# taylor series

• Apr 27th 2009, 10:04 PM
buttonbear
taylor series
calculate sin(6) using a taylor series centered around 2pi. be accurate w/in .001.

so.. i know what the taylor series is for sin x.. i'm actually just confused about how you can calculate something if there's no finite n value.. it doesn't say calculate sin x from n=1 to 6, it says sin 6...can someone clear this up for me? =S
• Apr 28th 2009, 03:02 AM
HallsofIvy
Quote:

Originally Posted by buttonbear
calculate sin(6) using a taylor series centered around 2pi. be accurate w/in .001.

so.. i know what the taylor series is for sin x.. i'm actually just confused about how you can calculate something if there's no finite n value.. it doesn't say calculate sin x from n=1 to 6, it says sin 6...can someone clear this up for me? =S

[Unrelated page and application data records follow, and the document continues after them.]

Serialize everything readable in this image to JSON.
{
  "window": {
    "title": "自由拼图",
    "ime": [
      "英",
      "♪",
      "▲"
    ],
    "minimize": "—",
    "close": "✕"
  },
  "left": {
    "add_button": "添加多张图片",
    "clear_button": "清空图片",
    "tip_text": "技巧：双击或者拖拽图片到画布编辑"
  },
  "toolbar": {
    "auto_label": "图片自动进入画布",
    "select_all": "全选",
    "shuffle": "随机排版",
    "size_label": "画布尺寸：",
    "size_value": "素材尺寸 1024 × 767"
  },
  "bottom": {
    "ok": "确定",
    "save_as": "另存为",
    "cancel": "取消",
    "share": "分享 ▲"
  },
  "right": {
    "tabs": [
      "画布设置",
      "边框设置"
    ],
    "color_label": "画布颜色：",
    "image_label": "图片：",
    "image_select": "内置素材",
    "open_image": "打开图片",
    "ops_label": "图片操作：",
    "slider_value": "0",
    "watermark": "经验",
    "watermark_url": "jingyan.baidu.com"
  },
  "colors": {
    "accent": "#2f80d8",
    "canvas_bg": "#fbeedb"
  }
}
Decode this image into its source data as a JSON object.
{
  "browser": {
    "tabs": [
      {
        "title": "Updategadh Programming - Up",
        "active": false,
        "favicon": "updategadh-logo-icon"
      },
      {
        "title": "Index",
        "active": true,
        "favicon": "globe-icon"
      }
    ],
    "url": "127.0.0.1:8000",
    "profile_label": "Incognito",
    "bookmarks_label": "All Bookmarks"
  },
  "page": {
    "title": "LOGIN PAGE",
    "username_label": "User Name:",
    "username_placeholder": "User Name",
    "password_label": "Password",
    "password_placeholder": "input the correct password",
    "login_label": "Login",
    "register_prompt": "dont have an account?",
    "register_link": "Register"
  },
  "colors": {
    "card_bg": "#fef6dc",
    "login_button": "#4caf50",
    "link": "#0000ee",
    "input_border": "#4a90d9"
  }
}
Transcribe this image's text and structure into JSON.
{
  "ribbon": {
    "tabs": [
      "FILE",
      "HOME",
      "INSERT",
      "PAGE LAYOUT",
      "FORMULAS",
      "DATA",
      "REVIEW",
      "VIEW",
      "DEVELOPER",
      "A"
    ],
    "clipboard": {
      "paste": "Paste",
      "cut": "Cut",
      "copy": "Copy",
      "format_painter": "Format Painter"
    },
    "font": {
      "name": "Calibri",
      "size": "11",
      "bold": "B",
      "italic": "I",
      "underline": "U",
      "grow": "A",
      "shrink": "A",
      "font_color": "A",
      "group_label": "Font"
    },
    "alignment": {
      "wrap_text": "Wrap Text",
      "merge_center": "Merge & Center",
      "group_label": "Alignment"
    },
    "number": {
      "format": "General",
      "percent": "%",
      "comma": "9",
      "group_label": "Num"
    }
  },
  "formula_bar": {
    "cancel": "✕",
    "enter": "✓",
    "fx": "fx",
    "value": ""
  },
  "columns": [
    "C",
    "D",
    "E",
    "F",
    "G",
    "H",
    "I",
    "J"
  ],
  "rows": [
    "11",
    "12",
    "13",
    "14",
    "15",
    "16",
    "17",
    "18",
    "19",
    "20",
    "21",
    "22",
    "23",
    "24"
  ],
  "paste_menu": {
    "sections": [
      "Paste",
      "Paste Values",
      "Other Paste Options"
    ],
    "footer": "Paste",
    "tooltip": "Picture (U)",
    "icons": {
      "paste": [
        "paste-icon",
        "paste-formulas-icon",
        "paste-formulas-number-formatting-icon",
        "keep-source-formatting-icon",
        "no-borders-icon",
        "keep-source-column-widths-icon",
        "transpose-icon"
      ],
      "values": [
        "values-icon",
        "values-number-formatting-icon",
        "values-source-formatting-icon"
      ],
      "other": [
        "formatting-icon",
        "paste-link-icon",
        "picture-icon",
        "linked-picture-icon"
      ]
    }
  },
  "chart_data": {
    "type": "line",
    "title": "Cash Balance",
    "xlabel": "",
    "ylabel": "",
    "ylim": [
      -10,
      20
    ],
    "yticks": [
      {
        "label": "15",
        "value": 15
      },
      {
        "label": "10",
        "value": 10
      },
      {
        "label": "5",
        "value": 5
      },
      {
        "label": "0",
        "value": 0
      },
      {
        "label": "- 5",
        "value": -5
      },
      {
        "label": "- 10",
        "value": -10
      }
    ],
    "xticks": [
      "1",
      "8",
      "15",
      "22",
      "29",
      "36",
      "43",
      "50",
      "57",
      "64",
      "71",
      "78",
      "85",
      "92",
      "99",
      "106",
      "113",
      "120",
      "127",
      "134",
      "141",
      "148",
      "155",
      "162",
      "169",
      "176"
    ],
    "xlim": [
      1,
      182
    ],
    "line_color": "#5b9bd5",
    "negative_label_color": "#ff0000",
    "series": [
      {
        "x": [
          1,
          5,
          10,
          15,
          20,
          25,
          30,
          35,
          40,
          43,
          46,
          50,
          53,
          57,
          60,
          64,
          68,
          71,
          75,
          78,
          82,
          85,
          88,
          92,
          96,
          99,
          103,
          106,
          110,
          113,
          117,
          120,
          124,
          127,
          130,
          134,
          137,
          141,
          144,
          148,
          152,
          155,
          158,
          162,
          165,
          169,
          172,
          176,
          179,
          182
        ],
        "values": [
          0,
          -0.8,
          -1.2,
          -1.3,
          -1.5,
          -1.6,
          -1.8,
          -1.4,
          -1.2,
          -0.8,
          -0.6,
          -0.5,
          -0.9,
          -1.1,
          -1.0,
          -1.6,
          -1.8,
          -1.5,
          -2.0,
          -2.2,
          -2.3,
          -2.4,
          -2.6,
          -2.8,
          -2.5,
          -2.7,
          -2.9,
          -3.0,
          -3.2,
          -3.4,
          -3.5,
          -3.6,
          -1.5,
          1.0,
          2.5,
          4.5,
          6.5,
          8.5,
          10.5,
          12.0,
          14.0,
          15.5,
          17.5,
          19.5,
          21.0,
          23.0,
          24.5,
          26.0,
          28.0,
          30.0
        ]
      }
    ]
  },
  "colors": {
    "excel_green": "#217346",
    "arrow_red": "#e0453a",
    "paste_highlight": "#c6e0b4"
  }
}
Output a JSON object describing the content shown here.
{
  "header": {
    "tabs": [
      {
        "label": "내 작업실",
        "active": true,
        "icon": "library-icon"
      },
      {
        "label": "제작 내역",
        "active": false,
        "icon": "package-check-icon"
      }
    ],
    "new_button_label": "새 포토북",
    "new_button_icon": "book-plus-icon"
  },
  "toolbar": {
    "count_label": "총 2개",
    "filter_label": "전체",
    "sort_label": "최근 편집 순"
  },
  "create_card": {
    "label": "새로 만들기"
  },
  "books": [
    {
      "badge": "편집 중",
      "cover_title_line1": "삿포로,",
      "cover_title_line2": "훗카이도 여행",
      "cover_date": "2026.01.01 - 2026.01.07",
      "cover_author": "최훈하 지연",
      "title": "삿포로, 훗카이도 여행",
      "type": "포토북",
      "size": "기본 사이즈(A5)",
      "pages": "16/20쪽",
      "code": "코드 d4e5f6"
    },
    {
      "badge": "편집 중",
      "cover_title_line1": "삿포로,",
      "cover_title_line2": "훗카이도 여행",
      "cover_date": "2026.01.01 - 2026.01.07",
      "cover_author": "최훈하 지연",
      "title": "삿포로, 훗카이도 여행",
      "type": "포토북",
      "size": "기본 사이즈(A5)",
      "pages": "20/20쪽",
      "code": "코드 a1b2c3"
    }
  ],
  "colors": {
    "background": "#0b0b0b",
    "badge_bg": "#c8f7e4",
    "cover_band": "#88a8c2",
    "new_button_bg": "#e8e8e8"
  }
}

The Taylor's series for function f about x= a is $\displaystyle \sum_{n=0}^\infty \frac{f^{(n)}(a)}{n!}(x- a)^n$. What you need is "Lagrange's error estimate". If you Taylor's polynomial of degree N (dropping all terms with n> N) then the error is less than or equal to $\displaystyle \frac{M_{N+1}}{(N+1)!}|x-a|^{N+1}$ where $\displaystyle M_{N+1}$ is an upper bound on the N+1 derivative of f between a and x. You need to determine N so that error estimate is less than 0.001 and sum for n= 1 to N.